> Problem description
Among the entries that follow, find the lines containing the string "gusta" and copy them.

> Recorded information
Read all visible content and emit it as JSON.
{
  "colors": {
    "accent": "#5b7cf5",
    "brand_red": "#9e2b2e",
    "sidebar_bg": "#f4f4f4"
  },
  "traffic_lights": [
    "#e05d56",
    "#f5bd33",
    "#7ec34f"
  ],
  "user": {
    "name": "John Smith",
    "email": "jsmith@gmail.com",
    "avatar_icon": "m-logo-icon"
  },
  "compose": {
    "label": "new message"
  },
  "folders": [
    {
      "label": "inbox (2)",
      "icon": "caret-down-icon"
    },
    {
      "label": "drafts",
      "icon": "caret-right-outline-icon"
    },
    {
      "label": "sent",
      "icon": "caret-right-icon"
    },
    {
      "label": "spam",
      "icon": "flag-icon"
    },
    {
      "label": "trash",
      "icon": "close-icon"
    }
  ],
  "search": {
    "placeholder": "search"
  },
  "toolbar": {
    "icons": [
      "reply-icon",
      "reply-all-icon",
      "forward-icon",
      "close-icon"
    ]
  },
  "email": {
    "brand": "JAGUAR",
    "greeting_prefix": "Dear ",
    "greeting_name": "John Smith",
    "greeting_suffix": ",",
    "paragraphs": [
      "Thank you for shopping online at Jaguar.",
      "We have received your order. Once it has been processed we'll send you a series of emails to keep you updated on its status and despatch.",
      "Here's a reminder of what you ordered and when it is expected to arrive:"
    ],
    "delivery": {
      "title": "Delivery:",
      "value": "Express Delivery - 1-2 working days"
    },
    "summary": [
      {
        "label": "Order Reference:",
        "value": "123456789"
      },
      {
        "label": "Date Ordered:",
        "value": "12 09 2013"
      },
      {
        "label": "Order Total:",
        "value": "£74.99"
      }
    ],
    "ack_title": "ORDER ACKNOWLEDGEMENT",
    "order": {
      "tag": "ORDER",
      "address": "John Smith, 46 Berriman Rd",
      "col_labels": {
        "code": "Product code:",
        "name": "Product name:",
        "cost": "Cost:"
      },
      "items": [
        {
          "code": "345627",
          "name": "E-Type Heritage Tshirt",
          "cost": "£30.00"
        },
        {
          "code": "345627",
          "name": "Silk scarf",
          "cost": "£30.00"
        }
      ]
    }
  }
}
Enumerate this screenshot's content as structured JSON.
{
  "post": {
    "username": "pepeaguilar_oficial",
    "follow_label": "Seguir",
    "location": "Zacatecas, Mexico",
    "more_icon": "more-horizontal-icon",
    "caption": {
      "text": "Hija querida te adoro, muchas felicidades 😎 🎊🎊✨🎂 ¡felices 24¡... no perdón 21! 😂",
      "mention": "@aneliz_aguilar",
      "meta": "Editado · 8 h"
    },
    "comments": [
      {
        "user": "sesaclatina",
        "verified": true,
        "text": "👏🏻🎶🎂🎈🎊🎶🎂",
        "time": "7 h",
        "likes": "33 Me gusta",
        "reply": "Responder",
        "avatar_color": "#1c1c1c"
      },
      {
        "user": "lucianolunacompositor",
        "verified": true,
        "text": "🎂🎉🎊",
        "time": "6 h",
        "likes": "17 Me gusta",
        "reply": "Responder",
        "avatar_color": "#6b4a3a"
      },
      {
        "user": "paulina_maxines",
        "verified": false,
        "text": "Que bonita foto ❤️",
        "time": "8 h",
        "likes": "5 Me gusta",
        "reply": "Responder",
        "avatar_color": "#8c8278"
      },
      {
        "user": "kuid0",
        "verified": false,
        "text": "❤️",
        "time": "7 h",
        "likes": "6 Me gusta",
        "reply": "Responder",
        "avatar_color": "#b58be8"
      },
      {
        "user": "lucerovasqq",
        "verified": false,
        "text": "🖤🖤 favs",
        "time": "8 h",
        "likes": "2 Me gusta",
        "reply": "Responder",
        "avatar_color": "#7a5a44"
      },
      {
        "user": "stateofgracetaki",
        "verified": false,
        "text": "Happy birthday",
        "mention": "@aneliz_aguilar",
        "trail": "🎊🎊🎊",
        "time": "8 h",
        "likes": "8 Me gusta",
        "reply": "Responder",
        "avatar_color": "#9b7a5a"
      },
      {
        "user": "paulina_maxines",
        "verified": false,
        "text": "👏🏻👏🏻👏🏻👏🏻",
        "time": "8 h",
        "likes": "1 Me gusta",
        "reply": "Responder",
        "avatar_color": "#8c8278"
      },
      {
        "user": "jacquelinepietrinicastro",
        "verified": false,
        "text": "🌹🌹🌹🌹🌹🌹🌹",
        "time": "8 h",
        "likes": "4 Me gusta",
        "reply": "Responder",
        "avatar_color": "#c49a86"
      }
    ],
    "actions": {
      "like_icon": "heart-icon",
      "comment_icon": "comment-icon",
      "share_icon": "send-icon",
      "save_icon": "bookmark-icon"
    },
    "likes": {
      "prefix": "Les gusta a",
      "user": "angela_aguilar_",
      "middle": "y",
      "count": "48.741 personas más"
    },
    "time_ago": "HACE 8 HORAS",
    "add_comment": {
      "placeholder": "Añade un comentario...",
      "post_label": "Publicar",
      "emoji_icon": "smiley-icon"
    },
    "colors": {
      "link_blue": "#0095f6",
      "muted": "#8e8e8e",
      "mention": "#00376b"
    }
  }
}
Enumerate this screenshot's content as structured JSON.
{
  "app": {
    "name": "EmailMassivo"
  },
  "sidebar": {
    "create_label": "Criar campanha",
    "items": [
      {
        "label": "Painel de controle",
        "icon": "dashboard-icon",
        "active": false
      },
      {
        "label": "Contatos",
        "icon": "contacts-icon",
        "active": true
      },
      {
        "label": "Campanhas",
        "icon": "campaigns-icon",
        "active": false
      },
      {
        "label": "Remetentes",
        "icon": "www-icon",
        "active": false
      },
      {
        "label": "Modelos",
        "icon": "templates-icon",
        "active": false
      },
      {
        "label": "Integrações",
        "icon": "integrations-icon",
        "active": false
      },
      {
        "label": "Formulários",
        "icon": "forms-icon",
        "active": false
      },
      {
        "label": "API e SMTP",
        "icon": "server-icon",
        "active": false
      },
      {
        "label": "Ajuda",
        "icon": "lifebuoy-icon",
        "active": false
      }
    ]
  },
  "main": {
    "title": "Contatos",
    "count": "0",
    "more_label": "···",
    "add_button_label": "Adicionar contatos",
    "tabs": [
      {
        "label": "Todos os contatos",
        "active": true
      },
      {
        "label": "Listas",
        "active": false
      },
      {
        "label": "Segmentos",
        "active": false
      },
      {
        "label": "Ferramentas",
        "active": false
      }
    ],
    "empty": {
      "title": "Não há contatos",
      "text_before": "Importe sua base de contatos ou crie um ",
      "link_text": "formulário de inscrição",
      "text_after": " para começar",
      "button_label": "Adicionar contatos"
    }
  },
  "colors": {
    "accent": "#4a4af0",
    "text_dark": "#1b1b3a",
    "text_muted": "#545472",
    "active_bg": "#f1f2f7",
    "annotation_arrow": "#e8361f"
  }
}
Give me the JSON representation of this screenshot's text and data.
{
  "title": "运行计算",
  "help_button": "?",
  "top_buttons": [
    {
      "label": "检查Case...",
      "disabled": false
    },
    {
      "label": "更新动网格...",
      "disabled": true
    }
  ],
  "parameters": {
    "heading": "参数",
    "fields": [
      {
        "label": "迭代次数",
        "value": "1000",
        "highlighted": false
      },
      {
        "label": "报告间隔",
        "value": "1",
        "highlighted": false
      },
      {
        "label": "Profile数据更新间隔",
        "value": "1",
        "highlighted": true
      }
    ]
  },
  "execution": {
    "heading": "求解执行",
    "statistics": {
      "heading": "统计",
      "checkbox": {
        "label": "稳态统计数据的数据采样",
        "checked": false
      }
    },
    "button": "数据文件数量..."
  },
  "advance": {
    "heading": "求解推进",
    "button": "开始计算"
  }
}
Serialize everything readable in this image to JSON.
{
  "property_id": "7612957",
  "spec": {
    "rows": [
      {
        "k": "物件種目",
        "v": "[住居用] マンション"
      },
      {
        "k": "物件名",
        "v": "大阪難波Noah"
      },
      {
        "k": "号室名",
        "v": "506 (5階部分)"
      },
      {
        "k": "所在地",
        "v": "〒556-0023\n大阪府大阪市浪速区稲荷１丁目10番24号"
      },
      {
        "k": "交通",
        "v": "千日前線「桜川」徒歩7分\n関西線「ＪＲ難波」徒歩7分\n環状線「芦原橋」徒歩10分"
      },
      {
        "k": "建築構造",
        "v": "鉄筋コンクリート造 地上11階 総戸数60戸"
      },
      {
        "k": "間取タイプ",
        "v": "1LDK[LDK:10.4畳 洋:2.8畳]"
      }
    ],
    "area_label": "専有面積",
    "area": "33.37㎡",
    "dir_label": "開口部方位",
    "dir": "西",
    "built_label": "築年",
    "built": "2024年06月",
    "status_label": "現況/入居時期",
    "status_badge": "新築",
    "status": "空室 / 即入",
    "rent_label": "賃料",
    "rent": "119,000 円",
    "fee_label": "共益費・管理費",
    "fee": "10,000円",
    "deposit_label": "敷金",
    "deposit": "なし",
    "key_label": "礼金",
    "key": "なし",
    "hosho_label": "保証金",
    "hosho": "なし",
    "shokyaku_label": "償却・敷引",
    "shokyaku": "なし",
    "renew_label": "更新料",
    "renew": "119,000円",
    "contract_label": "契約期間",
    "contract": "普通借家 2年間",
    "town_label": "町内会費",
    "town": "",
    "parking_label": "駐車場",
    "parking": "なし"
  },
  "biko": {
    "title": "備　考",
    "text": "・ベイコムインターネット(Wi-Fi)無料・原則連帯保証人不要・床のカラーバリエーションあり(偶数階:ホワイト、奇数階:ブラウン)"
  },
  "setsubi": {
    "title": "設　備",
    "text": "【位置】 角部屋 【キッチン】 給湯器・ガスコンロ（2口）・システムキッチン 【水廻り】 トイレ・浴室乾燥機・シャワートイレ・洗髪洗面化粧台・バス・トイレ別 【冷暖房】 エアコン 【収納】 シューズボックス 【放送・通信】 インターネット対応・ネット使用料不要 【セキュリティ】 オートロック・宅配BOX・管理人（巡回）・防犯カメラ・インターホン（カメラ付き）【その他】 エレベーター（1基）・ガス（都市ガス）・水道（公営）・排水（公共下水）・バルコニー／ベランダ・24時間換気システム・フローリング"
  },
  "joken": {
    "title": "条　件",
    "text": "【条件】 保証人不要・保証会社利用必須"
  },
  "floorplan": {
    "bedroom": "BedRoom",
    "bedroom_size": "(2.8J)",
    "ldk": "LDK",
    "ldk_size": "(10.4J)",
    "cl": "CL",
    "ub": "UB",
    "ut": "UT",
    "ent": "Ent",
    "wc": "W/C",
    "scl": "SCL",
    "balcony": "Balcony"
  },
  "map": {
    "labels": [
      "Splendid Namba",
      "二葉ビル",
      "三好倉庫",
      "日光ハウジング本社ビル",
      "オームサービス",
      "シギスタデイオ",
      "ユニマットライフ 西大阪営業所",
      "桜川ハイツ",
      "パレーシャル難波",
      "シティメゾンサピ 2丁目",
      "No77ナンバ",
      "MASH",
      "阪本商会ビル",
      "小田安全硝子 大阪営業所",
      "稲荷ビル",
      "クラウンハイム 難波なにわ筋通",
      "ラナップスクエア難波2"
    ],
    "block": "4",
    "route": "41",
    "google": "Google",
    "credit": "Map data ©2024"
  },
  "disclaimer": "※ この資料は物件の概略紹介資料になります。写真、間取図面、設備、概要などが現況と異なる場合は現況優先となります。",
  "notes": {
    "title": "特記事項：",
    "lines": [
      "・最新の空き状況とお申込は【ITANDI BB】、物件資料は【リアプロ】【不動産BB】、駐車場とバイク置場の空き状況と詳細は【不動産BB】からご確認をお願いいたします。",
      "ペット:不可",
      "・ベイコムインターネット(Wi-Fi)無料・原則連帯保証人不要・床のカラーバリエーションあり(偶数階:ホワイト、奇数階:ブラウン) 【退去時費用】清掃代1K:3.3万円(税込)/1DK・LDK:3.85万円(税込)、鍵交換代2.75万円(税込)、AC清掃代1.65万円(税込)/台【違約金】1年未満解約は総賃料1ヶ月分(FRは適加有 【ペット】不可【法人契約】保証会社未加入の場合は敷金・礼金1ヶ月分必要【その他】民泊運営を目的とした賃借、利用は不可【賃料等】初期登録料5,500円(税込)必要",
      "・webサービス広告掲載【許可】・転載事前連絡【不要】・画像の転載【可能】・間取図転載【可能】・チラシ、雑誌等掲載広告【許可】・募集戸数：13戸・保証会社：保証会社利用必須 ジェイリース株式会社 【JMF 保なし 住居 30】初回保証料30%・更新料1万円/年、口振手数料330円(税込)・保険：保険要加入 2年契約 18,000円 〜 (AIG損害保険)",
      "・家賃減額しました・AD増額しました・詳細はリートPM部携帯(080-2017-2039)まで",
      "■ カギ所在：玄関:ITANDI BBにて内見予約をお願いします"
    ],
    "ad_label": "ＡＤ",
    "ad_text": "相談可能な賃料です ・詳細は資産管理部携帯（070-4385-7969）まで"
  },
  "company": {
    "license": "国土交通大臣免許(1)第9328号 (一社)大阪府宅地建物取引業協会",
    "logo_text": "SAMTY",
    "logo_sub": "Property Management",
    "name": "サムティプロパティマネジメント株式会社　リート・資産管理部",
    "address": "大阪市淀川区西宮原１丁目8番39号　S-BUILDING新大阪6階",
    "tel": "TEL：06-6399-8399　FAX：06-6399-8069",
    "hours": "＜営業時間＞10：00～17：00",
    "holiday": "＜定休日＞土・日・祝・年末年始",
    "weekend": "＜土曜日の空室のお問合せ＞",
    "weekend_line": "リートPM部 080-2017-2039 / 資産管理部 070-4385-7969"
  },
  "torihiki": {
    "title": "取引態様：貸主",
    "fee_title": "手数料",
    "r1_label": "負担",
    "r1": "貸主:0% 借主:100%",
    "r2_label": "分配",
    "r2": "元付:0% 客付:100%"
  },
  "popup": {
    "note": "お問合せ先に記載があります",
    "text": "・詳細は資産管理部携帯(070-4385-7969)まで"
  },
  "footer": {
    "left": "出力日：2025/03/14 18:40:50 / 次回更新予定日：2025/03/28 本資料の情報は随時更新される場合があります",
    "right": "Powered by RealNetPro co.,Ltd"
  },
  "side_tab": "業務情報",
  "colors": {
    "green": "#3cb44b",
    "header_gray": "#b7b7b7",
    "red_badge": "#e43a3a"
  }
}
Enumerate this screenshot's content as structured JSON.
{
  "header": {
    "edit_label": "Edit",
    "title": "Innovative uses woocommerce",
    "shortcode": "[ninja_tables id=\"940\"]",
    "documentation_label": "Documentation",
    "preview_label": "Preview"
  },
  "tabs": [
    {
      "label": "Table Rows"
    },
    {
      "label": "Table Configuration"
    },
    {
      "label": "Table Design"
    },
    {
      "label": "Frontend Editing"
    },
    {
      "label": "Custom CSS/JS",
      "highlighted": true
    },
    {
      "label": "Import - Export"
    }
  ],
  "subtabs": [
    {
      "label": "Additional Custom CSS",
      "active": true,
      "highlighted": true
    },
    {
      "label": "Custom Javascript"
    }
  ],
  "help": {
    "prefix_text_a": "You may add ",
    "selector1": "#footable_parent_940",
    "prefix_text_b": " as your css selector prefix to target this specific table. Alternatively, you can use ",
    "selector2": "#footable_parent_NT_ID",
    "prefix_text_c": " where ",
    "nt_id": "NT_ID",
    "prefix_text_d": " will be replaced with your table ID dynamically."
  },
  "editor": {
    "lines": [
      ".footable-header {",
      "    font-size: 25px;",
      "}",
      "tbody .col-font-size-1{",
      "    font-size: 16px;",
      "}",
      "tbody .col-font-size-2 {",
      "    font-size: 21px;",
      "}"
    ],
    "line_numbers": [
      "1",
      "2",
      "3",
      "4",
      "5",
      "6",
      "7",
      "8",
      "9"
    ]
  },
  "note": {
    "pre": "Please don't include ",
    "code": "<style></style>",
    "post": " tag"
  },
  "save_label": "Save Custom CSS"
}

> Output of the exercise
        "likes": "33 Me gusta",
        "likes": "17 Me gusta",
        "likes": "5 Me gusta",
        "likes": "6 Me gusta",
        "likes": "2 Me gusta",
        "likes": "8 Me gusta",
        "likes": "1 Me gusta",
        "likes": "4 Me gusta",
      "prefix": "Les gusta a",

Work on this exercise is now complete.